Understanding Dual Eligibles and How to Address the Population’s Needs
According to an issue brief by the Kaiser Family Foundation, dual eligibles—people who are enrolled in both Medicare and Medicaid—accounted for 15 percent of Medicaid enrollees in 2007, but approximately 39 percent of the program’s spending at the national level. Medicaid spending rates vary across states, and the brief, Dual Eligibles: Medicaid Enrollment and Spending for Medicare Beneficiaries in 2007, explores the spending trends for dual eligibles by region.
In Connecticut, New Hampshire, North Dakota and Wisconsin, spending on dual eligibles accounted for over half of all Medicaid spending, whereas in Illinois, Texas, Georgia and Nevada spending for duals represented about 30 percent of those states’ total Medicaid expenses.
Nationwide, Medicare premiums and cost-sharing made up 24 percent of Medicaid spending on dual eligibles. Approximately 70 percent of Medicaid spending on duals was dedicated to long-term care services, which are not covered by Medicare. This amount, however, varied widely by state, ranging from 52 percent in Arkansas to 89 percent in North Dakota.

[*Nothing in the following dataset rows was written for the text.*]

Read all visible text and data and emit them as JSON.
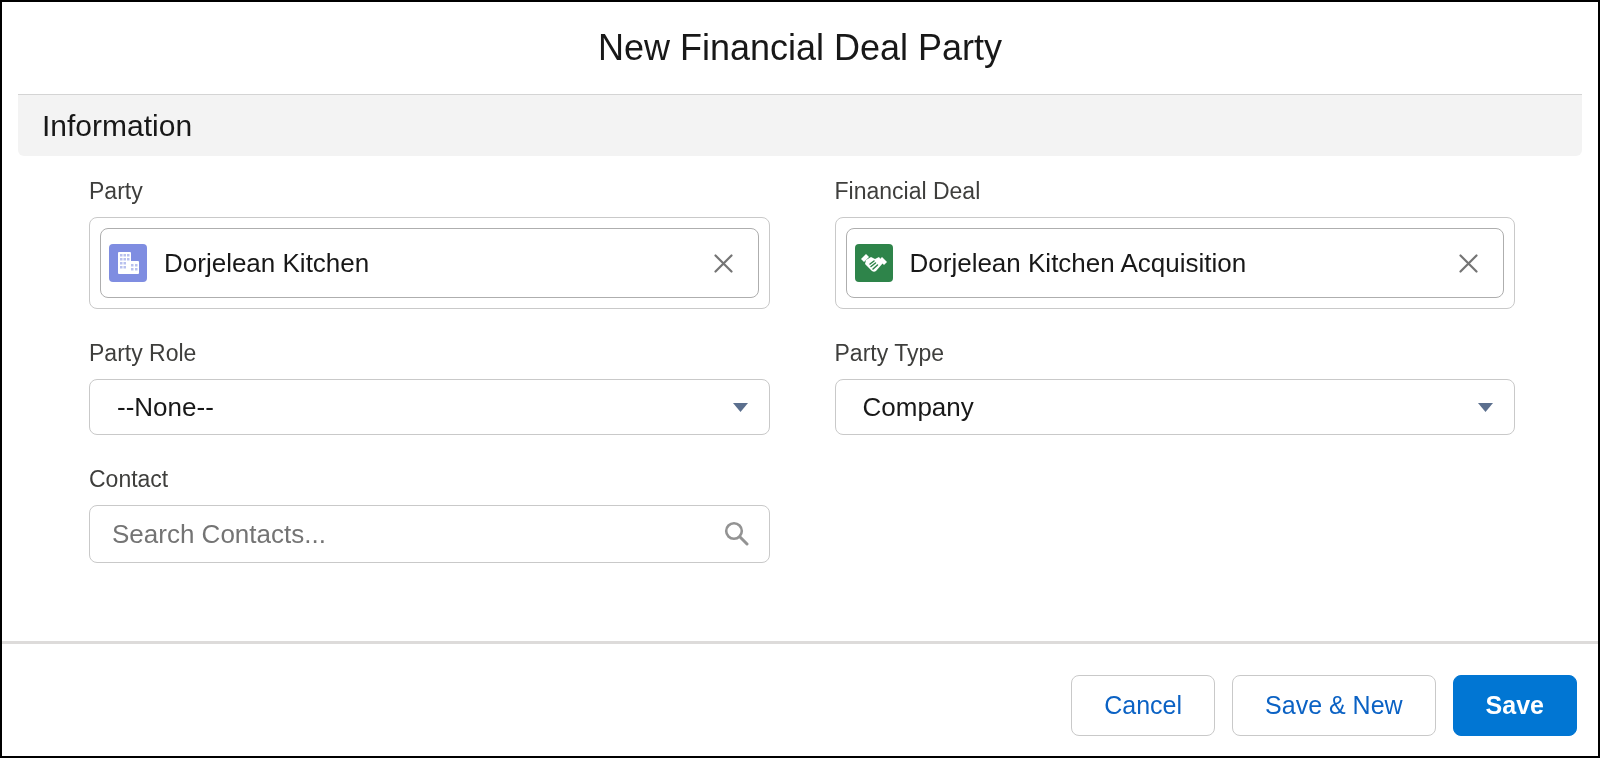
{
  "modal": {
    "title": "New Financial Deal Party"
  },
  "section": {
    "title": "Information"
  },
  "fields": [
    {
      "kind": "lookup",
      "label": "Party",
      "value": "Dorjelean Kitchen",
      "color": "#7f8de1"
    },
    {
      "kind": "lookup",
      "label": "Financial Deal",
      "value": "Dorjelean Kitchen Acquisition",
      "color": "#2e844a"
    },
    {
      "kind": "picklist",
      "label": "Party Role",
      "value": "--None--"
    },
    {
      "kind": "picklist",
      "label": "Party Type",
      "value": "Company"
    },
    {
      "kind": "search",
      "label": "Contact",
      "placeholder": "Search Contacts..."
    }
  ],
  "footer": {
    "buttons": [
      {
        "kind": "neutral",
        "label": "Cancel"
      },
      {
        "kind": "neutral",
        "label": "Save & New"
      },
      {
        "kind": "brand",
        "label": "Save"
      }
    ]
  }
}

As the report notes, due to the extensive needs of this fragile population, there is increased attention on how to best coordinate care and improve health outcomes while also curbing costs at both the federal and state levels. However, given the vulnerability and diversity of this population, it is important that models of care and delivery systems contain adequate consumer protections. The Affordable Care Act (ACA) creates two new initiatives through the Centers for Medicare & Medicaid Services (CMS) that will examine these issues: the Center for Medicare and Medicaid Innovation (CMMI) and the Federal Coordinated Health Care Office (FCHCO). Last week CMS announced the availability of funding to states to support the design of innovative delivery and payment models. CMS may award contracts of up to $1 million each to 15 states. According to CMS, “The primary outcome of the initial design period will be a demonstration proposal that describes how the State would structure, implement, and evaluate a model aimed at improving the quality, coordination, and cost effectiveness of care for dual eligible individuals.”
Read the Kaiser Report Dual Eligibles: Medicaid Enrollment and Spending for Medicare Beneficiaries in 2007.

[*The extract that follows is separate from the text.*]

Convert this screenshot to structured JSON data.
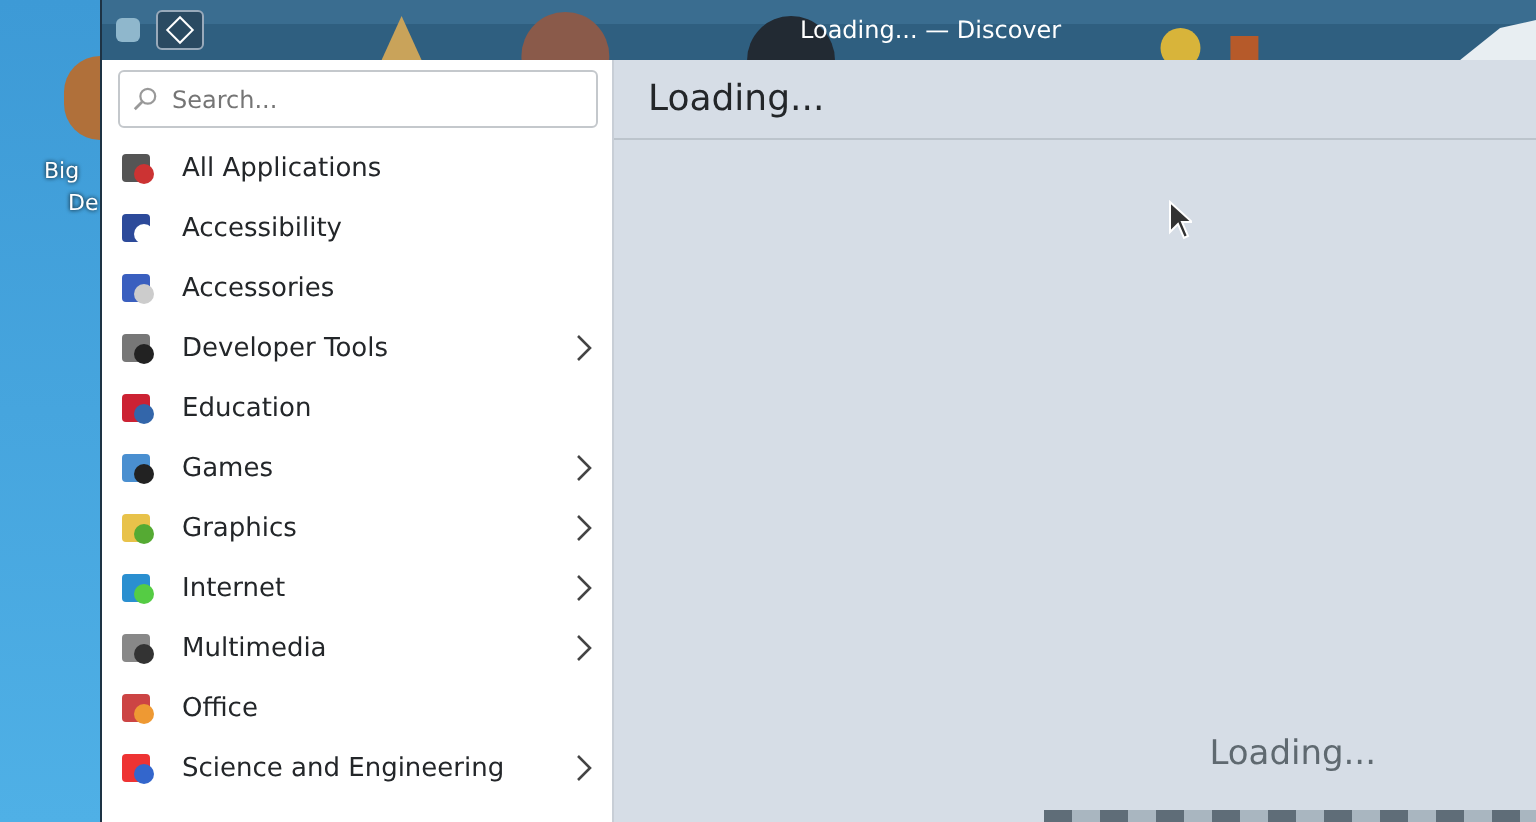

Read more about the CMS’s proposal solicitation, “State Demonstrations to Integrate Care for Dual Eligible Individuals”.
Millions of Baby Boomers Will Benefit from the Affordable Care Act
Baby boomers are among those who will particularly benefit from the Affordable Care Act (ACA), according to Realizing Health Reform’s Potential: Adults Ages 50-64 and the Affordable Care Act of 2010, a new report released by the Commonwealth Fund. According to the report, 75 percent of uninsured individuals aged 50 to 64 do not get needed care because of cost and that seven out of ten baby boomers who are uninsured or underinsured reported having problems paying their medical bills. But the ACA will help these individuals better afford care. The ACA expands Medicaid coverage to those individuals with incomes at or below 133 percent of the federal poverty level, and also eliminates the consideration of assets in eligibility determinations. For those ineligible for Medicaid, the law creates a sliding scale of government subsidies based on income that will help individuals buy coverage through state-run exchanges. 6.8 million of the estimated 8.6 million people aged 50-64 who were uninsured in 2009 would gain subsidized insurance through Medicaid or plans offered in exchanges.
Health-related out-of-pocket costs are so high for the 50- to 64-year-olds who have insurance that the report estimates roughly 9.7 million of them are underinsured, and that high costs may still act as a barrier to care. However, reforms included in the ACA, such as the elimination of life-time limits on coverage, the development of essential benefit standards and limits on out-of-pocket spending, will make care for this population more affordable.
Read Realizing Health Reform’s Potential: Adults Ages 50-64 and the Affordable Care Act of 2010.